◆ About this task ◆
Write the records out again, exactly as they stand below.

******************************

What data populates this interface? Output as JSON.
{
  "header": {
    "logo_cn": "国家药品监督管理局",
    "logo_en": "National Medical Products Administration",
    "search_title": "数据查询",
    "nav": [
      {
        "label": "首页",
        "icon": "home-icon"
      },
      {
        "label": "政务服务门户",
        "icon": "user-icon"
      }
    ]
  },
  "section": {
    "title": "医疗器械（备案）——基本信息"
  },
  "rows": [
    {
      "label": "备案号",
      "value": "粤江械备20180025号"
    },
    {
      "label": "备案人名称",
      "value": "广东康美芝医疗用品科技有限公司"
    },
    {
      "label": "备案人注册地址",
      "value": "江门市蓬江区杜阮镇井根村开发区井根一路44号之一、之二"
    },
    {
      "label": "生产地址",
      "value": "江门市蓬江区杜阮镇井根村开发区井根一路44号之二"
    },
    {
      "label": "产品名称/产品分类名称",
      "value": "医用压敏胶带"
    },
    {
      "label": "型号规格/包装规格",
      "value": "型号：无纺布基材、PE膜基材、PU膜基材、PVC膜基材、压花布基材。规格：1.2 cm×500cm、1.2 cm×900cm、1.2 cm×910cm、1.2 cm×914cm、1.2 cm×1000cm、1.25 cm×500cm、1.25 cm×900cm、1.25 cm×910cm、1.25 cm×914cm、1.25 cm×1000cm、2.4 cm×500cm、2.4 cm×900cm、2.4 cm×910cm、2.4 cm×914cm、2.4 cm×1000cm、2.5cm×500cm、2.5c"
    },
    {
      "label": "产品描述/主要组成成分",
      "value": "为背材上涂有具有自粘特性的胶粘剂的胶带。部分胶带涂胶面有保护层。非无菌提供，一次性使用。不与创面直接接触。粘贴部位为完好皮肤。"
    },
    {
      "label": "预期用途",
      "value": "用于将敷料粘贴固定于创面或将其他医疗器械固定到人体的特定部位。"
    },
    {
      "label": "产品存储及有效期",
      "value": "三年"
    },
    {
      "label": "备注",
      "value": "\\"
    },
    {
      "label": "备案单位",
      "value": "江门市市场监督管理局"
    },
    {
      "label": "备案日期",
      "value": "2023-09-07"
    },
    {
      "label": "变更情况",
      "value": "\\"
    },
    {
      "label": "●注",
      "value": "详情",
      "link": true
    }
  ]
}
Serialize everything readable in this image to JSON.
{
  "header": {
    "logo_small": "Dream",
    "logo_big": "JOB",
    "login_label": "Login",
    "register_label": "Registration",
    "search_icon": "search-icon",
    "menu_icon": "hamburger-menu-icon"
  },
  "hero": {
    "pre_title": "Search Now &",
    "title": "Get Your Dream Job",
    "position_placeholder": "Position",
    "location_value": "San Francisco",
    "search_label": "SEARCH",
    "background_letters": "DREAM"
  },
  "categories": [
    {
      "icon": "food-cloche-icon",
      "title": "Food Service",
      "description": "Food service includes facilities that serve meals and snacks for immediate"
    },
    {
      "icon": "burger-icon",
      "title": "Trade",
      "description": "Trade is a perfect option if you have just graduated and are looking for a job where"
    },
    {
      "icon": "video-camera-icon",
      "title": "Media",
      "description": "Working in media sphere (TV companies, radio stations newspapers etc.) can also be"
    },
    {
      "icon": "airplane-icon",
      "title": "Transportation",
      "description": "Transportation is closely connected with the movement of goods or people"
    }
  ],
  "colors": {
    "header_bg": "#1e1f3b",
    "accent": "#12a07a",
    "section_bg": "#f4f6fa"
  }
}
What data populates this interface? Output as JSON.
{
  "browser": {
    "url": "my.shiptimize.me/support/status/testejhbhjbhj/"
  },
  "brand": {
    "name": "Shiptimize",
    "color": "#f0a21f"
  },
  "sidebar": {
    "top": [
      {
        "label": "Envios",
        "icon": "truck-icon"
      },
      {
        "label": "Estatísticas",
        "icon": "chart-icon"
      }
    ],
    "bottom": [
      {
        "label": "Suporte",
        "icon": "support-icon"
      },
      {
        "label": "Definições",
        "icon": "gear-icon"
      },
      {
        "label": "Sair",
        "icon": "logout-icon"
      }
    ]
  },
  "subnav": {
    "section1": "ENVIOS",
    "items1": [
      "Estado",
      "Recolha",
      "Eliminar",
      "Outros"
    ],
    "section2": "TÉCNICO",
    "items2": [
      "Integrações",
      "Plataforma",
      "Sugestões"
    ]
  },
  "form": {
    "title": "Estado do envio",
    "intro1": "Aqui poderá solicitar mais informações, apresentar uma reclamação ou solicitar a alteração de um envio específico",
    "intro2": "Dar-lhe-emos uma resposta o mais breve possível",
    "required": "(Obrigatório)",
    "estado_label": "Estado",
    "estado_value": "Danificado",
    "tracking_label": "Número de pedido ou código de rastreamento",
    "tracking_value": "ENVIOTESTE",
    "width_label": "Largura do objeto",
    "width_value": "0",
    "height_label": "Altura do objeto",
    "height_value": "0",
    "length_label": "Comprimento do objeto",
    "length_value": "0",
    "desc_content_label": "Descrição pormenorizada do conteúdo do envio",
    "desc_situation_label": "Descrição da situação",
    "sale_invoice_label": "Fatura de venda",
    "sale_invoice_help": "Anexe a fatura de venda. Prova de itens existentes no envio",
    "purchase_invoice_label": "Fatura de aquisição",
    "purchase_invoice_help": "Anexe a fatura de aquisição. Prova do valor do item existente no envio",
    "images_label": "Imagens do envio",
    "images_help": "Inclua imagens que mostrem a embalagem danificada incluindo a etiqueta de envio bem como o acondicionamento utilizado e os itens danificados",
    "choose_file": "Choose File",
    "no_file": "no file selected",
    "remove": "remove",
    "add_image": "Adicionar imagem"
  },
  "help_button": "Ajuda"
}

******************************

◆ Result ◆
What data populates this interface? Output as JSON.
{
  "header": {
    "logo_cn": "国家药品监督管理局",
    "logo_en": "National Medical Products Administration",
    "search_title": "数据查询",
    "nav": [
      {
        "label": "首页",
        "icon": "home-icon"
      },
      {
        "label": "政务服务门户",
        "icon": "user-icon"
      }
    ]
  },
  "section": {
    "title": "医疗器械（备案）——基本信息"
  },
  "rows": [
    {
      "label": "备案号",
      "value": "粤江械备20180025号"
    },
    {
      "label": "备案人名称",
      "value": "广东康美芝医疗用品科技有限公司"
    },
    {
      "label": "备案人注册地址",
      "value": "江门市蓬江区杜阮镇井根村开发区井根一路44号之一、之二"
    },
    {
      "label": "生产地址",
      "value": "江门市蓬江区杜阮镇井根村开发区井根一路44号之二"
    },
    {
      "label": "产品名称/产品分类名称",
      "value": "医用压敏胶带"
    },
    {
      "label": "型号规格/包装规格",
      "value": "型号：无纺布基材、PE膜基材、PU膜基材、PVC膜基材、压花布基材。规格：1.2 cm×500cm、1.2 cm×900cm、1.2 cm×910cm、1.2 cm×914cm、1.2 cm×1000cm、1.25 cm×500cm、1.25 cm×900cm、1.25 cm×910cm、1.25 cm×914cm、1.25 cm×1000cm、2.4 cm×500cm、2.4 cm×900cm、2.4 cm×910cm、2.4 cm×914cm、2.4 cm×1000cm、2.5cm×500cm、2.5c"
    },
    {
      "label": "产品描述/主要组成成分",
      "value": "为背材上涂有具有自粘特性的胶粘剂的胶带。部分胶带涂胶面有保护层。非无菌提供，一次性使用。不与创面直接接触。粘贴部位为完好皮肤。"
    },
    {
      "label": "预期用途",
      "value": "用于将敷料粘贴固定于创面或将其他医疗器械固定到人体的特定部位。"
    },
    {
      "label": "产品存储及有效期",
      "value": "三年"
    },
    {
      "label": "备注",
      "value": "\\"
    },
    {
      "label": "备案单位",
      "value": "江门市市场监督管理局"
    },
    {
      "label": "备案日期",
      "value": "2023-09-07"
    },
    {
      "label": "变更情况",
      "value": "\\"
    },
    {
      "label": "●注",
      "value": "详情",
      "link": true
    }
  ]
}
Serialize everything readable in this image to JSON.
{
  "header": {
    "logo_small": "Dream",
    "logo_big": "JOB",
    "login_label": "Login",
    "register_label": "Registration",
    "search_icon": "search-icon",
    "menu_icon": "hamburger-menu-icon"
  },
  "hero": {
    "pre_title": "Search Now &",
    "title": "Get Your Dream Job",
    "position_placeholder": "Position",
    "location_value": "San Francisco",
    "search_label": "SEARCH",
    "background_letters": "DREAM"
  },
  "categories": [
    {
      "icon": "food-cloche-icon",
      "title": "Food Service",
      "description": "Food service includes facilities that serve meals and snacks for immediate"
    },
    {
      "icon": "burger-icon",
      "title": "Trade",
      "description": "Trade is a perfect option if you have just graduated and are looking for a job where"
    },
    {
      "icon": "video-camera-icon",
      "title": "Media",
      "description": "Working in media sphere (TV companies, radio stations newspapers etc.) can also be"
    },
    {
      "icon": "airplane-icon",
      "title": "Transportation",
      "description": "Transportation is closely connected with the movement of goods or people"
    }
  ],
  "colors": {
    "header_bg": "#1e1f3b",
    "accent": "#12a07a",
    "section_bg": "#f4f6fa"
  }
}
What data populates this interface? Output as JSON.
{
  "browser": {
    "url": "my.shiptimize.me/support/status/testejhbhjbhj/"
  },
  "brand": {
    "name": "Shiptimize",
    "color": "#f0a21f"
  },
  "sidebar": {
    "top": [
      {
        "label": "Envios",
        "icon": "truck-icon"
      },
      {
        "label": "Estatísticas",
        "icon": "chart-icon"
      }
    ],
    "bottom": [
      {
        "label": "Suporte",
        "icon": "support-icon"
      },
      {
        "label": "Definições",
        "icon": "gear-icon"
      },
      {
        "label": "Sair",
        "icon": "logout-icon"
      }
    ]
  },
  "subnav": {
    "section1": "ENVIOS",
    "items1": [
      "Estado",
      "Recolha",
      "Eliminar",
      "Outros"
    ],
    "section2": "TÉCNICO",
    "items2": [
      "Integrações",
      "Plataforma",
      "Sugestões"
    ]
  },
  "form": {
    "title": "Estado do envio",
    "intro1": "Aqui poderá solicitar mais informações, apresentar uma reclamação ou solicitar a alteração de um envio específico",
    "intro2": "Dar-lhe-emos uma resposta o mais breve possível",
    "required": "(Obrigatório)",
    "estado_label": "Estado",
    "estado_value": "Danificado",
    "tracking_label": "Número de pedido ou código de rastreamento",
    "tracking_value": "ENVIOTESTE",
    "width_label": "Largura do objeto",
    "width_value": "0",
    "height_label": "Altura do objeto",
    "height_value": "0",
    "length_label": "Comprimento do objeto",
    "length_value": "0",
    "desc_content_label": "Descrição pormenorizada do conteúdo do envio",
    "desc_situation_label": "Descrição da situação",
    "sale_invoice_label": "Fatura de venda",
    "sale_invoice_help": "Anexe a fatura de venda. Prova de itens existentes no envio",
    "purchase_invoice_label": "Fatura de aquisição",
    "purchase_invoice_help": "Anexe a fatura de aquisição. Prova do valor do item existente no envio",
    "images_label": "Imagens do envio",
    "images_help": "Inclua imagens que mostrem a embalagem danificada incluindo a etiqueta de envio bem como o acondicionamento utilizado e os itens danificados",
    "choose_file": "Choose File",
    "no_file": "no file selected",
    "remove": "remove",
    "add_image": "Adicionar imagem"
  },
  "help_button": "Ajuda"
}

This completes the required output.